Another California-Japan relationship was also honored, as on October 14th, the city of Newport Beach celebrated 30 years of friendship with Okazaki, Japan, a sister city relationship that formally began in 1984. Every year, in cooperation with the Newport-Balboa Rotary Club, Newport Beach has sent between 4-6 junior high school students to explore Okazaki for 10 days in July. In October, the students invite the friends they made in Japan to stay with them, further cementing the ties they made on their exchange trip. To celebrate the 30th anniversary, Newport Beach Mayor Rush Hill welcomed a delegation from Okazaki for the dedication of a friendship statue depicting Shogun Tokugawa Ieyasu, one of the founders of Japan’s Edo period.
These Californian cities were not alone in celebrating an anniversary with a Japanese sister city. The city of Renton, Washington has had a partnership since 1969 with Nishiwaki, Japan and celebrated the 45th year on October 18th-20th. A delegation from Nishiwaki, headed by Mayor Shozo Katayama, traveled to Renton to take part in the festivities, which included visits to landmarks in both Renton and nearby Seattle. The delegation also gifted Renton with a statue of the Buddha, which symbolized the friendship’s enduring ability to “always […] smile through hard work.”

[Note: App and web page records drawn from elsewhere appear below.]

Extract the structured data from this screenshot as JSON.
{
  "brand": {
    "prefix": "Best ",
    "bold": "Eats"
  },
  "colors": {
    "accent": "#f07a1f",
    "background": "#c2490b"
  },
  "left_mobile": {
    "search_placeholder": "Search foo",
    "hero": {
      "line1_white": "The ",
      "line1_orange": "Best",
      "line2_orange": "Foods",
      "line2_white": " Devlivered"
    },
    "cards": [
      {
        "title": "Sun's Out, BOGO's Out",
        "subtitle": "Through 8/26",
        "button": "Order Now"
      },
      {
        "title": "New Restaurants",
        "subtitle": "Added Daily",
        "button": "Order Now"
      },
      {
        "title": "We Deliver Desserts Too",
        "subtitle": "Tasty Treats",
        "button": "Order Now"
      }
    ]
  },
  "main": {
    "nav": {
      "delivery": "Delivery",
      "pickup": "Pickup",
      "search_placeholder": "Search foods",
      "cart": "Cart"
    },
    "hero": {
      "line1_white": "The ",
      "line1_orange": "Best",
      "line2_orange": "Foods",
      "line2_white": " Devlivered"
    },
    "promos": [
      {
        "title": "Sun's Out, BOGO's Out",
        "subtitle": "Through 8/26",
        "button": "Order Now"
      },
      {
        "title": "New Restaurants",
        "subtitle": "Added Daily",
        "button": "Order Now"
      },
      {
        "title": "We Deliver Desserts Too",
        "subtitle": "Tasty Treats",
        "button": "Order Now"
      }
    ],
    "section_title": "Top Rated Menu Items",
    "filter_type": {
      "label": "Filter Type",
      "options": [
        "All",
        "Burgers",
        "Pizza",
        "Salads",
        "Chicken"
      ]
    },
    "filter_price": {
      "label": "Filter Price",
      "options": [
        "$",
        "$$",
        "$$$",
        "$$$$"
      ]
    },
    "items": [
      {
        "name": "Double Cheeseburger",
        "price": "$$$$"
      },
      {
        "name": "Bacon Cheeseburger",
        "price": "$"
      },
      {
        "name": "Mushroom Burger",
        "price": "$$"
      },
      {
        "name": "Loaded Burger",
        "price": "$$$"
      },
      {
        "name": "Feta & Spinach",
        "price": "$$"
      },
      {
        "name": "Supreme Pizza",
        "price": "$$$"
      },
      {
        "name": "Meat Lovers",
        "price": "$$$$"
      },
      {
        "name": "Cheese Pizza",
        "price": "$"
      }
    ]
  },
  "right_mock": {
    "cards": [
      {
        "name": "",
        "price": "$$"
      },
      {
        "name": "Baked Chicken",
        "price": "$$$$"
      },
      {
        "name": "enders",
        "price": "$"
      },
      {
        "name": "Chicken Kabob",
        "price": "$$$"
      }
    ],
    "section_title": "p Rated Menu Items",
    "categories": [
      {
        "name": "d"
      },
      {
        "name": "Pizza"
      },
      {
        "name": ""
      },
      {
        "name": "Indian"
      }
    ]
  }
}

In total, Japan has 101 sister city relationships with California and 35 sister city relationships with Washington, more than any other Asian country including all the countries of ASEAN combined. Together they make up 28% of total 414 sister cities that Japan has with the United States. At nearly double the next largest sister cities partner, China, Japan has the most sister cities with the total United States of any Asian country.
Sarah Batiuk is a Program Assistant at the East-West Center in Washington.